*** Provided material Section Begins ***

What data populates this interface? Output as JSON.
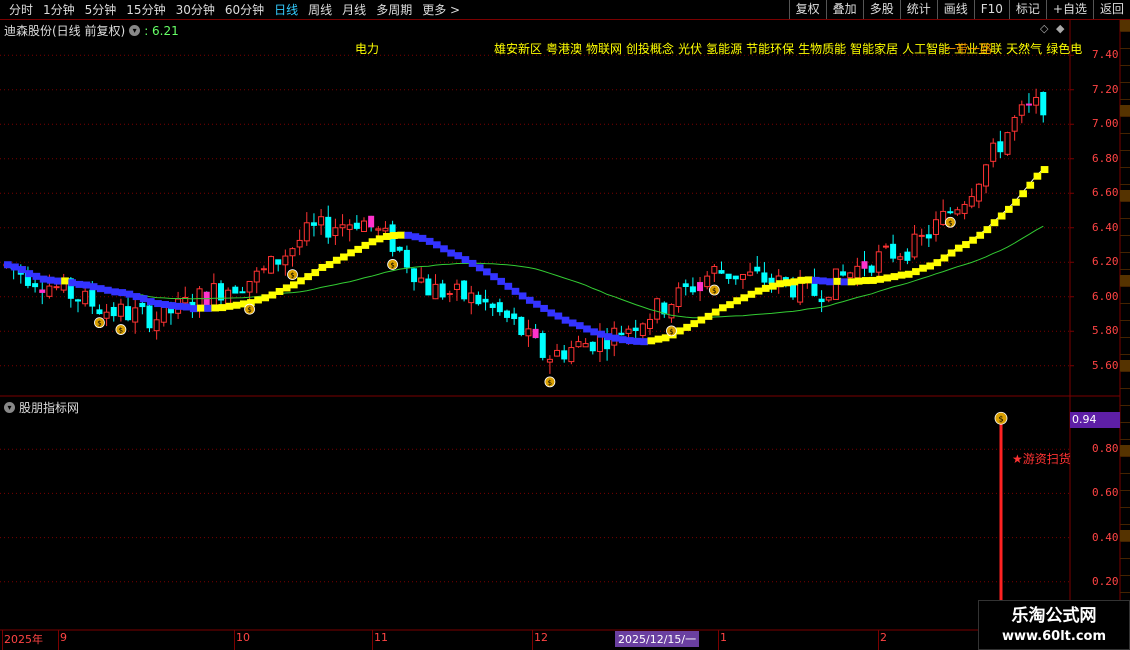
{
  "toolbar": {
    "periods": [
      "分时",
      "1分钟",
      "5分钟",
      "15分钟",
      "30分钟",
      "60分钟",
      "日线",
      "周线",
      "月线",
      "多周期",
      "更多"
    ],
    "more_arrow": ">",
    "right_buttons": [
      "复权",
      "叠加",
      "多股",
      "统计",
      "画线",
      "F10",
      "标记",
      "+自选",
      "返回"
    ]
  },
  "main_chart": {
    "title": "迪森股份(日线 前复权)",
    "title_value": ": 6.21",
    "menu_icon": "chevron-down-icon",
    "concept_left": "电力",
    "concepts_right": [
      "雄安新区",
      "粤港澳",
      "物联网",
      "创投概念",
      "光伏",
      "氢能源",
      "节能环保",
      "生物质能",
      "智能家居",
      "人工智能",
      "工业互联",
      "天然气",
      "绿色电"
    ],
    "overlay_concept": "一带一路",
    "price_ticks": [
      "7.40",
      "7.20",
      "7.00",
      "6.80",
      "6.60",
      "6.40",
      "6.20",
      "6.00",
      "5.80",
      "5.60"
    ]
  },
  "sub_chart": {
    "title": "股朋指标网",
    "current_value": "0.94",
    "ticks": [
      "0.80",
      "0.60",
      "0.40",
      "0.20"
    ],
    "annotation": "★游资扫货"
  },
  "date_axis": {
    "labels": [
      "2025年",
      "9",
      "10",
      "11",
      "12",
      "2025/12/15/一",
      "1",
      "2"
    ]
  },
  "watermark": {
    "line1": "乐淘公式网",
    "line2": "www.60lt.com"
  },
  "colors": {
    "up": "#ff3333",
    "down": "#00ffff",
    "ma_yellow": "#ffff00",
    "ma_blue": "#3333ff",
    "ma_green": "#33cc33",
    "ma_white": "#ffffff",
    "magenta": "#ff33cc",
    "grid": "#7a0000"
  }
}
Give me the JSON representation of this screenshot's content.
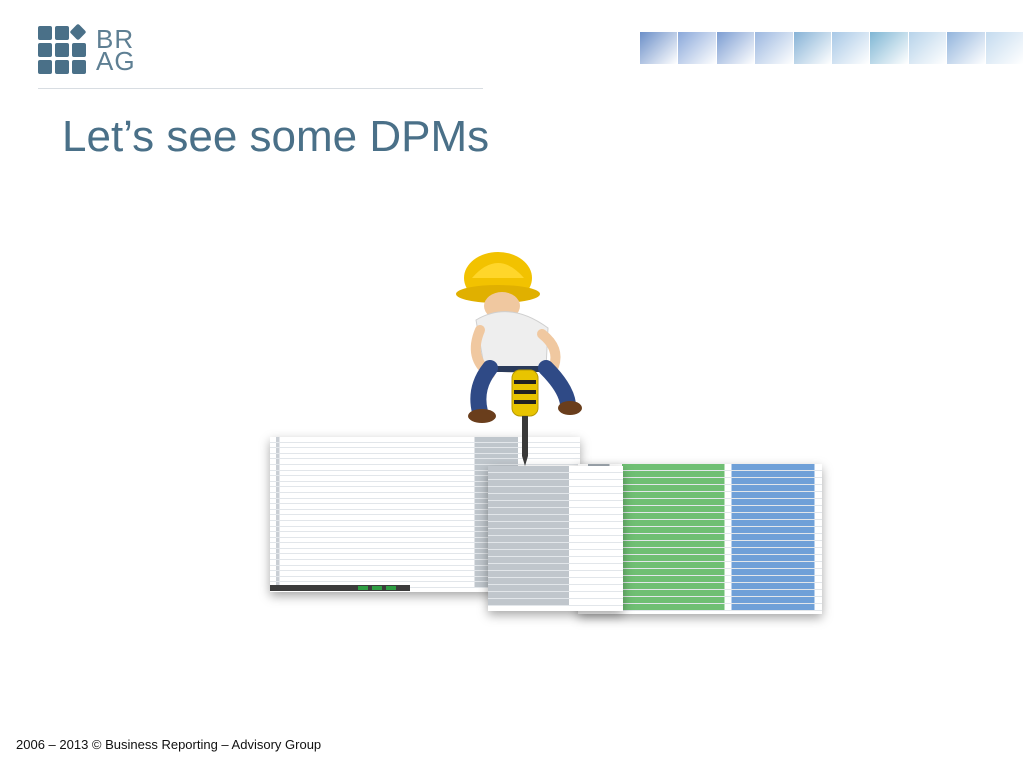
{
  "logo": {
    "line1": "BR",
    "line2": "AG"
  },
  "slide": {
    "title": "Let’s see some DPMs"
  },
  "footer": {
    "text": "2006 – 2013 © Business Reporting – Advisory Group"
  },
  "decor": {
    "strip_colors": [
      "#6b8fc8",
      "#8aa8da",
      "#7c9dd2",
      "#9cb8e0",
      "#86b2d6",
      "#a8c8e6",
      "#7fb6d4",
      "#b7d3ea",
      "#92b4dc",
      "#c4dbef"
    ],
    "worker_icon": "construction-worker-jackhammer-icon"
  },
  "colors": {
    "accent": "#4a7088"
  }
}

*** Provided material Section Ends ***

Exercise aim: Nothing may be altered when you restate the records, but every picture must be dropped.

Answer space:
What data populates this interface? Output as JSON.
{
  "toolbar": {
    "periods": [
      "分时",
      "1分钟",
      "5分钟",
      "15分钟",
      "30分钟",
      "60分钟",
      "日线",
      "周线",
      "月线",
      "多周期",
      "更多"
    ],
    "more_arrow": ">",
    "right_buttons": [
      "复权",
      "叠加",
      "多股",
      "统计",
      "画线",
      "F10",
      "标记",
      "+自选",
      "返回"
    ]
  },
  "main_chart": {
    "title": "迪森股份(日线 前复权)",
    "title_value": ": 6.21",
    "menu_icon": "chevron-down-icon",
    "concept_left": "电力",
    "concepts_right": [
      "雄安新区",
      "粤港澳",
      "物联网",
      "创投概念",
      "光伏",
      "氢能源",
      "节能环保",
      "生物质能",
      "智能家居",
      "人工智能",
      "工业互联",
      "天然气",
      "绿色电"
    ],
    "overlay_concept": "一带一路",
    "price_ticks": [
      "7.40",
      "7.20",
      "7.00",
      "6.80",
      "6.60",
      "6.40",
      "6.20",
      "6.00",
      "5.80",
      "5.60"
    ]
  },
  "sub_chart": {
    "title": "股朋指标网",
    "current_value": "0.94",
    "ticks": [
      "0.80",
      "0.60",
      "0.40",
      "0.20"
    ],
    "annotation": "★游资扫货"
  },
  "date_axis": {
    "labels": [
      "2025年",
      "9",
      "10",
      "11",
      "12",
      "2025/12/15/一",
      "1",
      "2"
    ]
  },
  "watermark": {
    "line1": "乐淘公式网",
    "line2": "www.60lt.com"
  },
  "colors": {
    "up": "#ff3333",
    "down": "#00ffff",
    "ma_yellow": "#ffff00",
    "ma_blue": "#3333ff",
    "ma_green": "#33cc33",
    "ma_white": "#ffffff",
    "magenta": "#ff33cc",
    "grid": "#7a0000"
  }
}
Give me the JSON representation of this screenshot's content.
{
  "logo": {
    "line1": "BR",
    "line2": "AG"
  },
  "slide": {
    "title": "Let’s see some DPMs"
  },
  "footer": {
    "text": "2006 – 2013 © Business Reporting – Advisory Group"
  },
  "decor": {
    "strip_colors": [
      "#6b8fc8",
      "#8aa8da",
      "#7c9dd2",
      "#9cb8e0",
      "#86b2d6",
      "#a8c8e6",
      "#7fb6d4",
      "#b7d3ea",
      "#92b4dc",
      "#c4dbef"
    ],
    "worker_icon": "construction-worker-jackhammer-icon"
  },
  "colors": {
    "accent": "#4a7088"
  }
}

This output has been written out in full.